(The data Opens)

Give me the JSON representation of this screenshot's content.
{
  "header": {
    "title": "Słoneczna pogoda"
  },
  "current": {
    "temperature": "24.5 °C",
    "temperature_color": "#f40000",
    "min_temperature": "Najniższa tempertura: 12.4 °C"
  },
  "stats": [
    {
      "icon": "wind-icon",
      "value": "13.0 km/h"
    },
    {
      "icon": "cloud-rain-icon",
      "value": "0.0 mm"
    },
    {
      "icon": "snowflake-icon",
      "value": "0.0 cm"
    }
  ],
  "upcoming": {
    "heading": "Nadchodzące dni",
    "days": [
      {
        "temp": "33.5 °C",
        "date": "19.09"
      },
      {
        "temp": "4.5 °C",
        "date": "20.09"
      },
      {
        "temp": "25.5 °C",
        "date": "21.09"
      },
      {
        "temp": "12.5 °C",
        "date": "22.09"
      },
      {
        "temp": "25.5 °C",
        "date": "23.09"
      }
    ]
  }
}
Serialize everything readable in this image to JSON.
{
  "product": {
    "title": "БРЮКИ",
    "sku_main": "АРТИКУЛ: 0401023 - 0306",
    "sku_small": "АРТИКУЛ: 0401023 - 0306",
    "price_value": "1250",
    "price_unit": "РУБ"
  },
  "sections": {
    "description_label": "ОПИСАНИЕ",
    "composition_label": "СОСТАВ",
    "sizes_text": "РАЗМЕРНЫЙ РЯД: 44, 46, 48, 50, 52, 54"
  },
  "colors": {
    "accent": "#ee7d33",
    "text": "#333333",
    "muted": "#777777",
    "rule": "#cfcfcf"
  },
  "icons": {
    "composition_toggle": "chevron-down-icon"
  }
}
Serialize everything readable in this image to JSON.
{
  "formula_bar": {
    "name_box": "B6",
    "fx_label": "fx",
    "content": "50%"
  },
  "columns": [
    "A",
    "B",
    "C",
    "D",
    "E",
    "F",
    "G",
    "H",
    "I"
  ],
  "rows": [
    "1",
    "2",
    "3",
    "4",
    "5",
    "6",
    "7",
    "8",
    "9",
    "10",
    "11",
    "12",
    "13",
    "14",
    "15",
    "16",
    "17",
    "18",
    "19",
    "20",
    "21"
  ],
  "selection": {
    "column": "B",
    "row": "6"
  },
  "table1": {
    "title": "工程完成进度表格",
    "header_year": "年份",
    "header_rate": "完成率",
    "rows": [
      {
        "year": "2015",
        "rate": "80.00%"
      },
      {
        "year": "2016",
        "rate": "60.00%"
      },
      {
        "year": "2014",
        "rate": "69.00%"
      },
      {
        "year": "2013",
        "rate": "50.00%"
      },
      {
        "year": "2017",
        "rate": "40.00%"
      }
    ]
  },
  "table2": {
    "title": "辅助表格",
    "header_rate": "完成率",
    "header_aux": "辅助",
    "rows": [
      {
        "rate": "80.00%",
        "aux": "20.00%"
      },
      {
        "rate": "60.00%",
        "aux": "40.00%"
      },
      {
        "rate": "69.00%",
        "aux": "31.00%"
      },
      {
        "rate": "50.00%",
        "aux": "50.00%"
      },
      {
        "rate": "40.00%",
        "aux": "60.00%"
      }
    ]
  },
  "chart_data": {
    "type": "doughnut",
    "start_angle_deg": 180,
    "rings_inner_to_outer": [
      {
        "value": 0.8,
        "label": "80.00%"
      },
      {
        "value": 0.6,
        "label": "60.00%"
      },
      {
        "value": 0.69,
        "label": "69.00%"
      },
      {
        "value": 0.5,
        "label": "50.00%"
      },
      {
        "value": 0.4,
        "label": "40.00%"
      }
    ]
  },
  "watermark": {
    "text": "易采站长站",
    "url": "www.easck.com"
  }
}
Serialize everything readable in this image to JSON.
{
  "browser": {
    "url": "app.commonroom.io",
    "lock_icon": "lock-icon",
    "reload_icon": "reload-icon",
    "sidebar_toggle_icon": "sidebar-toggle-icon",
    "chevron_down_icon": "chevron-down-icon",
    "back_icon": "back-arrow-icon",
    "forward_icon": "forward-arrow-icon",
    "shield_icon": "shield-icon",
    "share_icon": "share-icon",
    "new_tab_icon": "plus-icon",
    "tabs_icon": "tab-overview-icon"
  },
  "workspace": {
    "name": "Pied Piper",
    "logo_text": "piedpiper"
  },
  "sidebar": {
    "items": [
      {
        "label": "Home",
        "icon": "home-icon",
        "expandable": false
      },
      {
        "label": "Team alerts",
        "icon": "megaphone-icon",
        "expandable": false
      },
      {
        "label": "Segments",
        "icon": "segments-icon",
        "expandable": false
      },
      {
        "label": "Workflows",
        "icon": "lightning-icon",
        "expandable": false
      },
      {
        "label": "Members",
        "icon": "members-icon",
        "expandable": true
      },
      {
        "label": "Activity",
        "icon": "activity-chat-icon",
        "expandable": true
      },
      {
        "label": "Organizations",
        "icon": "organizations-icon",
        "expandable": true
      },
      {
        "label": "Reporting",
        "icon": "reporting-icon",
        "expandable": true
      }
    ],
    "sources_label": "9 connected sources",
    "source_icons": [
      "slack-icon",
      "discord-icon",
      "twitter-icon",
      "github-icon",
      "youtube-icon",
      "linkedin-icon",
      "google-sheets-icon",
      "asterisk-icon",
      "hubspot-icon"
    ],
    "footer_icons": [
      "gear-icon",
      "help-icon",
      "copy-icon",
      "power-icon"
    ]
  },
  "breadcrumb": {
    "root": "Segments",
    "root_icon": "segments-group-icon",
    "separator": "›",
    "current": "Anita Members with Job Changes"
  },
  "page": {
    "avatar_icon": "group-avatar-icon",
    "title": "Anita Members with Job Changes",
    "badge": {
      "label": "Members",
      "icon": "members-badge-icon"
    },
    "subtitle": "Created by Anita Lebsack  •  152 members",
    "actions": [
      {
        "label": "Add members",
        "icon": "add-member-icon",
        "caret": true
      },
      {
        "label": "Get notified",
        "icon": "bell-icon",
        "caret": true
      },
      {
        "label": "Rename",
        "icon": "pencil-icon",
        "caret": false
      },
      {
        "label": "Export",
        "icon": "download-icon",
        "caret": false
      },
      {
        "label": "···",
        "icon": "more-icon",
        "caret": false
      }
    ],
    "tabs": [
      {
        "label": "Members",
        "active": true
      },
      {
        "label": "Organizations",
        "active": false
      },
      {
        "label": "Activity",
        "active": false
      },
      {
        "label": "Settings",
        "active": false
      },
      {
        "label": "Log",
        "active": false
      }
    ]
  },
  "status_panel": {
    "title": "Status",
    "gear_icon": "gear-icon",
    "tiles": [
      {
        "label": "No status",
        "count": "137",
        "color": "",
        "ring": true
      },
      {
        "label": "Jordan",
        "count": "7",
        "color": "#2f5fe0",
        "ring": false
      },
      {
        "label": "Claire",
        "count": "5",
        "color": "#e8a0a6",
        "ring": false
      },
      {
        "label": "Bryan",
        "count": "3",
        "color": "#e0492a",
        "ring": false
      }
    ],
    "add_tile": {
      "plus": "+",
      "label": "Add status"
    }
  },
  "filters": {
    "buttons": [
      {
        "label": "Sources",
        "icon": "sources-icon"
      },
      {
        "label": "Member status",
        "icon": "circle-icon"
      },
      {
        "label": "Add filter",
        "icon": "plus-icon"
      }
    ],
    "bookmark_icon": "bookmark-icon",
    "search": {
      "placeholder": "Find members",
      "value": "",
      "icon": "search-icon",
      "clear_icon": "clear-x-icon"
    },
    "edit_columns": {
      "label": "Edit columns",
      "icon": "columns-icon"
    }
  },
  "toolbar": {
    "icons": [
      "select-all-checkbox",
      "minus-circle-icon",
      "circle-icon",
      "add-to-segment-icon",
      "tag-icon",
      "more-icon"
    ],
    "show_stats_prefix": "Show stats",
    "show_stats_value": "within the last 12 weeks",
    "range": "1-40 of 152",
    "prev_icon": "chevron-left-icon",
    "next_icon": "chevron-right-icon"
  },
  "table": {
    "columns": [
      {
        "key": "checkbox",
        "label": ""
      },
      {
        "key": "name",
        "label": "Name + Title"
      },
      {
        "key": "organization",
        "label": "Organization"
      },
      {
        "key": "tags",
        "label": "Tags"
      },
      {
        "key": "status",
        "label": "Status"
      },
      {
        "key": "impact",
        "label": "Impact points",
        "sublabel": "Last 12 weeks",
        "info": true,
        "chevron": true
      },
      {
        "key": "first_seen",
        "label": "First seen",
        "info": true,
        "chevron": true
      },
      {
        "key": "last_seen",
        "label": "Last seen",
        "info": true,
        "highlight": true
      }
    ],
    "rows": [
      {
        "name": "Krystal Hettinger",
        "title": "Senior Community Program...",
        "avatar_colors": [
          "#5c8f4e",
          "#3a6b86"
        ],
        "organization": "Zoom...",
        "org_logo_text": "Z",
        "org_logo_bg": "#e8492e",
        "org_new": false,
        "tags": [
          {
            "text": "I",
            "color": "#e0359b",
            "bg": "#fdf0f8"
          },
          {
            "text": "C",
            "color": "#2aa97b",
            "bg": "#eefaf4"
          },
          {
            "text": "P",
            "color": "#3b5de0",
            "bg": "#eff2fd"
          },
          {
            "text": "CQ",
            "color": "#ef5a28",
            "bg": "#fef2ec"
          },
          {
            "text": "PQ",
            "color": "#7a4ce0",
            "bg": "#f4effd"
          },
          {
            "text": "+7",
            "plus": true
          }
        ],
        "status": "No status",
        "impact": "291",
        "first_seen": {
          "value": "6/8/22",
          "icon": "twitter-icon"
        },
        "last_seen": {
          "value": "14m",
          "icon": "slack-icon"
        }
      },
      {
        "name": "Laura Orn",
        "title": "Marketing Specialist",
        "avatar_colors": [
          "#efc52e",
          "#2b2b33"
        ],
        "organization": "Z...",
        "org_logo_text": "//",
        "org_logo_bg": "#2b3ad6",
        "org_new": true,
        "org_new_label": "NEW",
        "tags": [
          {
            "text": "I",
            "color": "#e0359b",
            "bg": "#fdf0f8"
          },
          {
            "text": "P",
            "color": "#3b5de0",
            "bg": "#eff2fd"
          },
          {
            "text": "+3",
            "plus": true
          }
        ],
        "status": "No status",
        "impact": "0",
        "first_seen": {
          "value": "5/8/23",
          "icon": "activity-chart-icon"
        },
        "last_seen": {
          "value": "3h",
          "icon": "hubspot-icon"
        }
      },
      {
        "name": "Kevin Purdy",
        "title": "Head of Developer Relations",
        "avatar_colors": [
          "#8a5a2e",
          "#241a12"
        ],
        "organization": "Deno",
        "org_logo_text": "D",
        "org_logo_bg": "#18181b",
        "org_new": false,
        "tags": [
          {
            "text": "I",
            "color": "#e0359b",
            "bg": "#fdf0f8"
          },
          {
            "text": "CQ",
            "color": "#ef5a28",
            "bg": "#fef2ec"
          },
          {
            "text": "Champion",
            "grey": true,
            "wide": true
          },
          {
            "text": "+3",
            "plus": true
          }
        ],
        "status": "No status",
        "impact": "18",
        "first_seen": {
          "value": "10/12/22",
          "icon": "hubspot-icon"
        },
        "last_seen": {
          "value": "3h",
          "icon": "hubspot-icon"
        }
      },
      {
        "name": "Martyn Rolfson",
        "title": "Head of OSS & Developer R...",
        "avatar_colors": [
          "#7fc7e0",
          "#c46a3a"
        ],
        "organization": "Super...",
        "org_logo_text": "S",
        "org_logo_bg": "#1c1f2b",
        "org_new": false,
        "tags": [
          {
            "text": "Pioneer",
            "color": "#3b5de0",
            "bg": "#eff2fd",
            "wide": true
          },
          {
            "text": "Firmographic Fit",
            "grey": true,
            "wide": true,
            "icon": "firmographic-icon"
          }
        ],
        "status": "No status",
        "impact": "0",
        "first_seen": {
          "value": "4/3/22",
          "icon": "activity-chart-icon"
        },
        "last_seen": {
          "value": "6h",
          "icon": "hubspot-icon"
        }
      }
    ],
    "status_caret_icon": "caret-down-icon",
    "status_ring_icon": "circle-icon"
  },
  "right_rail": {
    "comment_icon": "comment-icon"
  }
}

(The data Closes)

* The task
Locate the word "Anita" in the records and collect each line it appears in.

* Answer to this problem
    "current": "Anita Members with Job Changes"
    "title": "Anita Members with Job Changes",
    "subtitle": "Created by Anita Lebsack  •  152 members",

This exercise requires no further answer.